The horrendous record of lawlessness in Russia is not a question of private delinquency. The real problem is state-sponsored lawlessness. The Russian justice system, and indeed the Russian state, never dealt with crimes aimed at journalists, human rights campaigners and whistle-blowers in the army or in the judiciary. The lawlessness in Russia was regarded for too long as an accident or as a problem beyond state control.
EU policy should hold the Russian authorities responsible for their collusion with criminal elements. Recent developments seem to indicate that the second Khodorkhovsky trial was conducted at the behest of high political figures. The extrajudicial record of the Russian state is already a tradition. The EU’s policy should take stock of this deplorable practice.
The usual soft EU rhetoric is not appropriate. It should be replaced by a resolute policy, including credible warnings that future cooperation with Russia requires an immediate improvement in Russian law enforcement.
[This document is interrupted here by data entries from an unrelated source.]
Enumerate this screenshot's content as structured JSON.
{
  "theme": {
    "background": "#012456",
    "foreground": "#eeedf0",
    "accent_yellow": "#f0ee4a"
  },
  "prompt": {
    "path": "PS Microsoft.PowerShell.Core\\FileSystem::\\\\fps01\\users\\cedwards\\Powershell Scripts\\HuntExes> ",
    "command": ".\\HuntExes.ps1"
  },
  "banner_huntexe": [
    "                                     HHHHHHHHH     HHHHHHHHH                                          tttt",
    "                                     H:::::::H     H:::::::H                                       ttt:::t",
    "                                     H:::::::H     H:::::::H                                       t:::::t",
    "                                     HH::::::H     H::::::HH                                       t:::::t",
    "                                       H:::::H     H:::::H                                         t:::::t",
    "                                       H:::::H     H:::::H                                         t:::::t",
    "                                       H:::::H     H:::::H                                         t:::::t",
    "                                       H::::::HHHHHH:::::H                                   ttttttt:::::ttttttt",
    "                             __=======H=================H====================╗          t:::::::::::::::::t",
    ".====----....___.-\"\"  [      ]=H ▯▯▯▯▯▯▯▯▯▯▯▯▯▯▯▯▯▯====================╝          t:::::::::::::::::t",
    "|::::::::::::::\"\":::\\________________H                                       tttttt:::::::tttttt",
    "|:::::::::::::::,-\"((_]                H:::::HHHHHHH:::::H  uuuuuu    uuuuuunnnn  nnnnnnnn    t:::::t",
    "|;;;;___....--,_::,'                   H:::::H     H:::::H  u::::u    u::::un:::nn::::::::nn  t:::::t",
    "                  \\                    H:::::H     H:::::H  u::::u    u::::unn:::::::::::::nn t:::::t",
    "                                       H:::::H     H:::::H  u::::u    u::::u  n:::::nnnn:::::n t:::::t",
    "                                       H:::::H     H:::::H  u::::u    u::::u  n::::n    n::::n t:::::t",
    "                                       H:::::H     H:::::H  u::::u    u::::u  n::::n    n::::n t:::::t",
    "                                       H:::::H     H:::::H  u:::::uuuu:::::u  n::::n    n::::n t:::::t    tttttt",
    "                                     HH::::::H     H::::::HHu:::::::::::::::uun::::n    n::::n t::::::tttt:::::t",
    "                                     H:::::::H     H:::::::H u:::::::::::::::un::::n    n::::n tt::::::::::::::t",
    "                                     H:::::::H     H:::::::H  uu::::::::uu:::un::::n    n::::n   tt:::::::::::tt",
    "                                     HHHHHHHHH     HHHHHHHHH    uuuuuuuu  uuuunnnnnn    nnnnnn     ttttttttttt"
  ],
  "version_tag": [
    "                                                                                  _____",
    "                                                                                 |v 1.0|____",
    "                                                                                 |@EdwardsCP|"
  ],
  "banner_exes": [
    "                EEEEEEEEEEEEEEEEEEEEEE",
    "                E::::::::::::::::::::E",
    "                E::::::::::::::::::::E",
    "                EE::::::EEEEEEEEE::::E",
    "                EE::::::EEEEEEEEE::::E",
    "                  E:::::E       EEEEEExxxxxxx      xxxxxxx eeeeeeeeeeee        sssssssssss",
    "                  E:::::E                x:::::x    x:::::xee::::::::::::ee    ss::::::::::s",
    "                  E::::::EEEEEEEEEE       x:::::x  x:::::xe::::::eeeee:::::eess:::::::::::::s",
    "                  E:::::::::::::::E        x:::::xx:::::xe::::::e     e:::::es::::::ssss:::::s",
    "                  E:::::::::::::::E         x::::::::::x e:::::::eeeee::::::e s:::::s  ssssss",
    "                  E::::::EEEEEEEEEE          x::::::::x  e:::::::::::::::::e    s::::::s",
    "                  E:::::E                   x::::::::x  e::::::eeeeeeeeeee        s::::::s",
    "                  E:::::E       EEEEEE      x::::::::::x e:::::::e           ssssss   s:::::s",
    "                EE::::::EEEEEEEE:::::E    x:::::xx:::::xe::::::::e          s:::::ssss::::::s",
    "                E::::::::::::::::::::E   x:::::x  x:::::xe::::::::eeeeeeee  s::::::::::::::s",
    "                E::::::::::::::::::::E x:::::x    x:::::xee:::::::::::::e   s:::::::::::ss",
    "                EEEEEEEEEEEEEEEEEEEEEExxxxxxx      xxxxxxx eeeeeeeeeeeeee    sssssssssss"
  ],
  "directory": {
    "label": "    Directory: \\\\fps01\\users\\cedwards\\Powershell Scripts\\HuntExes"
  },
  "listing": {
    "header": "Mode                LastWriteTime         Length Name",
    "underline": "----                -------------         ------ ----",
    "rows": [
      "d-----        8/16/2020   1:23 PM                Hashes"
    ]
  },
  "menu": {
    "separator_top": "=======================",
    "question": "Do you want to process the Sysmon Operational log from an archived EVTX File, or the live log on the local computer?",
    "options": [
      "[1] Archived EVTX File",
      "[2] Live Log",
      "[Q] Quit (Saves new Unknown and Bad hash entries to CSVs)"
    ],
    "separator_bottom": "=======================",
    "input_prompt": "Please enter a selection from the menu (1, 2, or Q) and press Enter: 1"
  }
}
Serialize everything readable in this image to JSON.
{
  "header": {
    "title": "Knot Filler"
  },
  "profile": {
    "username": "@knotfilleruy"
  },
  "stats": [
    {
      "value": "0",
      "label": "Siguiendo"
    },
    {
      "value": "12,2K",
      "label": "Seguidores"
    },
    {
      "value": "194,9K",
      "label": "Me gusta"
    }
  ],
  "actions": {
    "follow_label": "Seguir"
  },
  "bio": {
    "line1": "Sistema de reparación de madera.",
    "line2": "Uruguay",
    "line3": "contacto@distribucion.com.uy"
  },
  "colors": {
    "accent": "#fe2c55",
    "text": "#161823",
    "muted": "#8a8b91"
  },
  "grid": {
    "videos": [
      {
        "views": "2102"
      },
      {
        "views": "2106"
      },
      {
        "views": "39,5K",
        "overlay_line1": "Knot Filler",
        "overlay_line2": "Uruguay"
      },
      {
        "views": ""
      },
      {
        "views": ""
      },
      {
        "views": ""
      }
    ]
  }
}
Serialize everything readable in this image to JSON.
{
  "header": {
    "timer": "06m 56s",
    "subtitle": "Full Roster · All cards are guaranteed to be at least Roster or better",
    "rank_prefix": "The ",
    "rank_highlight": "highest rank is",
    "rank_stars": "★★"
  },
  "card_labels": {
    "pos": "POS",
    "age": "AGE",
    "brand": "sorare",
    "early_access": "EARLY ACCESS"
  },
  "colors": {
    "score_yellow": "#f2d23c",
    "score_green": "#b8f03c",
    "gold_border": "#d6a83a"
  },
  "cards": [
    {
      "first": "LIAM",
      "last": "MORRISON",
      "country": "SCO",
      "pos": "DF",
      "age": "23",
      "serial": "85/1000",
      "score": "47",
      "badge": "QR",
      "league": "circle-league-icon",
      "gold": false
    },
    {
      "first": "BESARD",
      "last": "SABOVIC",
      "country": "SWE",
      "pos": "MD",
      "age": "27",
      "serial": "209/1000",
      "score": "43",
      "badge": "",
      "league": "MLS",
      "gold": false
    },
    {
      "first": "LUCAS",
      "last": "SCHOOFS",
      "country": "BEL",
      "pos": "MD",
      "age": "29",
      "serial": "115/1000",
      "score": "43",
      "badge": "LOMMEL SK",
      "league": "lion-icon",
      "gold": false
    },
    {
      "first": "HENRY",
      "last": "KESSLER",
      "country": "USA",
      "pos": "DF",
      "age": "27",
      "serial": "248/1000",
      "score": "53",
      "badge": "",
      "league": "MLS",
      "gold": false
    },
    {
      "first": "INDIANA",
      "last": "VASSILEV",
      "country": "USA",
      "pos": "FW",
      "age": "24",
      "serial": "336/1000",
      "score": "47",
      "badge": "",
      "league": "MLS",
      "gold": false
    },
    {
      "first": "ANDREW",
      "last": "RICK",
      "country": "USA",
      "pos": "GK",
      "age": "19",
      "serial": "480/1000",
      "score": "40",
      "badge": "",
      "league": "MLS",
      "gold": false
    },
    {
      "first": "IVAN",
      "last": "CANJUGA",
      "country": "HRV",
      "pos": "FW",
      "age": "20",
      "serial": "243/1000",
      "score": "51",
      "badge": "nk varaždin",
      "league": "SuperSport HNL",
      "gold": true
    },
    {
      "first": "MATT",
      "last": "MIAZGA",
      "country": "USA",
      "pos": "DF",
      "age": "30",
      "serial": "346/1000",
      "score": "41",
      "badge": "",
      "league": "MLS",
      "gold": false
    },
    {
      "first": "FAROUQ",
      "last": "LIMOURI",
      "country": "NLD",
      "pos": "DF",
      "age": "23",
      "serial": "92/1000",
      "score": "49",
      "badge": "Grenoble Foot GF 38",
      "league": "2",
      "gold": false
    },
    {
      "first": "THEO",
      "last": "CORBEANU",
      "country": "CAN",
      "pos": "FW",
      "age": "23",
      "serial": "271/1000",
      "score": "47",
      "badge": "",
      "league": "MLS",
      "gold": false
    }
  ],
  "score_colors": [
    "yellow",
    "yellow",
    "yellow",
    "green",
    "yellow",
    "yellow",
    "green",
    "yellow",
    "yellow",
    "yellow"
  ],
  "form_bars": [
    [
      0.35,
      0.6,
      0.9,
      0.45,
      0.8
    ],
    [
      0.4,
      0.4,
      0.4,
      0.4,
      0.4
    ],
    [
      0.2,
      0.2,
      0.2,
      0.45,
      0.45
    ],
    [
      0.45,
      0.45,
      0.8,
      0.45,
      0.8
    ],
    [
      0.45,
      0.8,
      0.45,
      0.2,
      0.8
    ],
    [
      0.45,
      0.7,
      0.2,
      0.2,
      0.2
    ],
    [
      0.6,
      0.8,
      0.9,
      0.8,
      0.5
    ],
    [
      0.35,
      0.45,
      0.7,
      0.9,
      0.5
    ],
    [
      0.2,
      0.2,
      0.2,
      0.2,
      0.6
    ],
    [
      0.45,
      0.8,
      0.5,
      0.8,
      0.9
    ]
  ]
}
Krzysztof Lisek (PPE), in writing. – (PL) At the start of his term of office, Mr Medvedev promised Russians a ‘dictatorship of law’ and full democracy. The Russian President is, I think, aware of the fact that his country is struggling to build a democratic state under the rule of law and to create a modern economy which can respond to global challenges. Recent events in Russia, in particular, the numerous attacks on journalists and representatives of independent non-governmental organisations, and the judgment handed down in the Khodorkovsky case, mean that there are grounds for wondering whether there is any real understanding of human rights and fundamental freedoms behind the noble-sounding demands. Russia’s observance of its international obligations can also be considered controversial in a number of respects. The unresolved conflicts in regions such as Nagorno-Karabakh, Transnistria and Abkhazia and South Ossetia should be ended as soon as possible, in accordance with international law and the obligations undertaken by Russia. Russia should fulfil unconditionally all the provisions of the 2008 agreement between Russia, the European Union and Georgia. In particular, the representatives of the EU Monitoring Mission in Georgia (EUMM Georgia) must have guaranteed and unlimited access to the Georgian regions of Abkhazia and South Ossetia, in order to guarantee peace and stability in these regions.
Indrek Tarand (Verts/ALE), in writing. – The problem of independent courts and the imitation of democracy, free speech and rule of law seems to be understood by a wide audience. After all, the EU should know how to recognise such a problem. Nonetheless, it seems bizarre that at the same time, some Member States wish to override common understandings and even agreements, such as the EU Common Position 2008/944/CFSP. Ceterum censeo – France has decided to sell a Mistral class warship to Russia; we believe that it will sincerely regret its action.